This Monday celebrate World Autism Day
Monday April 4th is World Autism Day.
From the Autism Ontario site:
“Celebrate World Autism Awareness Day with Autism Ontario’s Raise the Flag Campaign
Last year over 400 Ontario schools and 340 municipalities raised the flag. We invite you to join us in 2016!
There are many ways Ontarians can get involved and support the campaign:
– Attend a flag raising ceremony
– Fundraise in support of Autism Ontario
– Buy a flag
– Access and share our educational and awareness resources
– Share a story of acceptance, inclusion or insight”
And TDSB will be a part of the celebration (from the System Leaders Bulletin, March 29)
“On 4 April 2016, we join together with Autism Ontario to Raise the Flag in recognition of World Autism Awareness Day. We celebrate with over 355 municipalities and 300 schools across Ontario as they Raise the Flag. At our three central offices, 5050 Yonge Street, 140 Borough Drive and 1 Civic Centre, and many of our schools, we will raise the Autism Ontario flag.
This is an opportunity to support the over 3,000 TDSB students who have an Autism Spectrum Disorder and to provide opportunities for conversations promoting inclusion and understanding.
Resources to support your discussions can be found by contacting the TDSB Autism Services Team, 416-393-8942, Tippet Library or Autism Ontario, http://raisetheflagforautism.com/toolkits/ ”

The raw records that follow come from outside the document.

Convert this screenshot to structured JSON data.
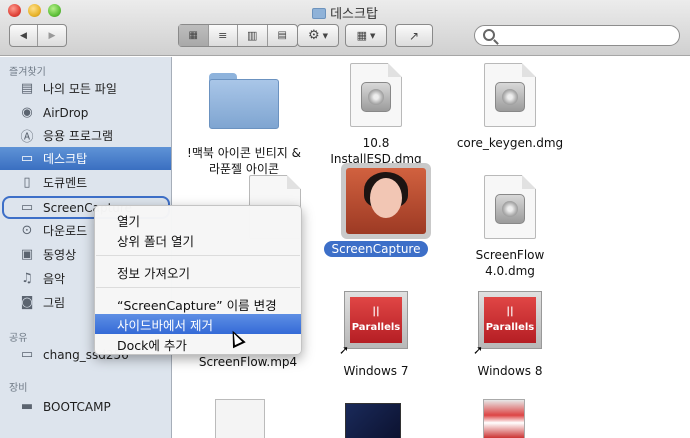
{
  "window": {
    "title": "데스크탑"
  },
  "toolbar": {
    "back_icon": "back-arrow-icon",
    "forward_icon": "forward-arrow-icon",
    "view_icons": [
      "icon-view-icon",
      "list-view-icon",
      "column-view-icon",
      "coverflow-view-icon"
    ],
    "action_icon": "gear-icon",
    "arrange_icon": "arrange-icon",
    "share_icon": "share-icon",
    "search_placeholder": ""
  },
  "sidebar": {
    "favorites_header": "즐겨찾기",
    "favorites": [
      {
        "label": "나의 모든 파일",
        "icon": "all-files-icon"
      },
      {
        "label": "AirDrop",
        "icon": "airdrop-icon"
      },
      {
        "label": "응용 프로그램",
        "icon": "applications-icon"
      },
      {
        "label": "데스크탑",
        "icon": "desktop-icon"
      },
      {
        "label": "도큐멘트",
        "icon": "documents-icon"
      },
      {
        "label": "ScreenCapture",
        "icon": "folder-icon"
      },
      {
        "label": "다운로드",
        "icon": "downloads-icon"
      },
      {
        "label": "동영상",
        "icon": "movies-icon"
      },
      {
        "label": "음악",
        "icon": "music-icon"
      },
      {
        "label": "그림",
        "icon": "pictures-icon"
      }
    ],
    "shared_header": "공유",
    "shared": [
      {
        "label": "chang_ssd256",
        "icon": "shared-computer-icon"
      }
    ],
    "devices_header": "장비",
    "devices": [
      {
        "label": "BOOTCAMP",
        "icon": "disk-icon"
      }
    ]
  },
  "files": [
    {
      "name_line1": "!맥북 아이콘 빈티지 &",
      "name_line2": "라푼젤 아이콘",
      "kind": "folder"
    },
    {
      "name_line1": "10.8",
      "name_line2": "InstallESD.dmg",
      "kind": "dmg"
    },
    {
      "name_line1": "core_keygen.dmg",
      "name_line2": "",
      "kind": "dmg"
    },
    {
      "name_line1": "ScreenCapture",
      "name_line2": "",
      "kind": "folder-image"
    },
    {
      "name_line1": "ScreenFlow",
      "name_line2": "4.0.dmg",
      "kind": "dmg"
    },
    {
      "name_line1": "ScreenFlow.mp4",
      "name_line2": "",
      "kind": "video"
    },
    {
      "name_line1": "Windows 7",
      "name_line2": "",
      "kind": "parallels",
      "badge": "|| Parallels"
    },
    {
      "name_line1": "Windows 8",
      "name_line2": "",
      "kind": "parallels",
      "badge": "|| Parallels"
    }
  ],
  "context_menu": {
    "items": [
      {
        "label": "열기"
      },
      {
        "label": "상위 폴더 열기"
      },
      {
        "label": "정보 가져오기"
      },
      {
        "label": "“ScreenCapture” 이름 변경"
      },
      {
        "label": "사이드바에서 제거",
        "highlighted": true
      },
      {
        "label": "Dock에 추가"
      }
    ]
  },
  "colors": {
    "selection": "#3d6fc8",
    "sidebar_bg": "#dde4ed",
    "menu_highlight": "#346ad7"
  }
}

News from Ontario: The Ontario Ministry of Children and Youth Services has announced that it is changing the Ontario Autism support program, see here. From the Ministry site:
“The new Ontario Autism Program will make it easier for families to access services for their children by reducing wait times, providing more flexible services based on children’s needs, and serving more children and youth. It will also help children receive intensive therapy services during the key early developmental years. Research has shown that early intervention can have a significant impact on a child’s development, and is most effective for children between two and four years old.
The new, more flexible program will combine ABA and IBI into a single expanded and improved system. The transition to the new program will happen over two years.
Children five years old and older will be transitioned from the IBI waitlist and supported with one-time funding during the transition phase. The funding can be used to purchase eligible community services and supports during the transition to the more flexible and intensive autism program that better meets their needs.”
Read this article by Toronto Star journalist Andrea Gordon: Province to Launch Programs for Toddlers suspected of Autism. and Shorter Waitlists…
The Professional Library has TONS of resources on teaching autistic students. Contact us for more information (416) 395-8289 or firstname.lastname@example.org
Check it out!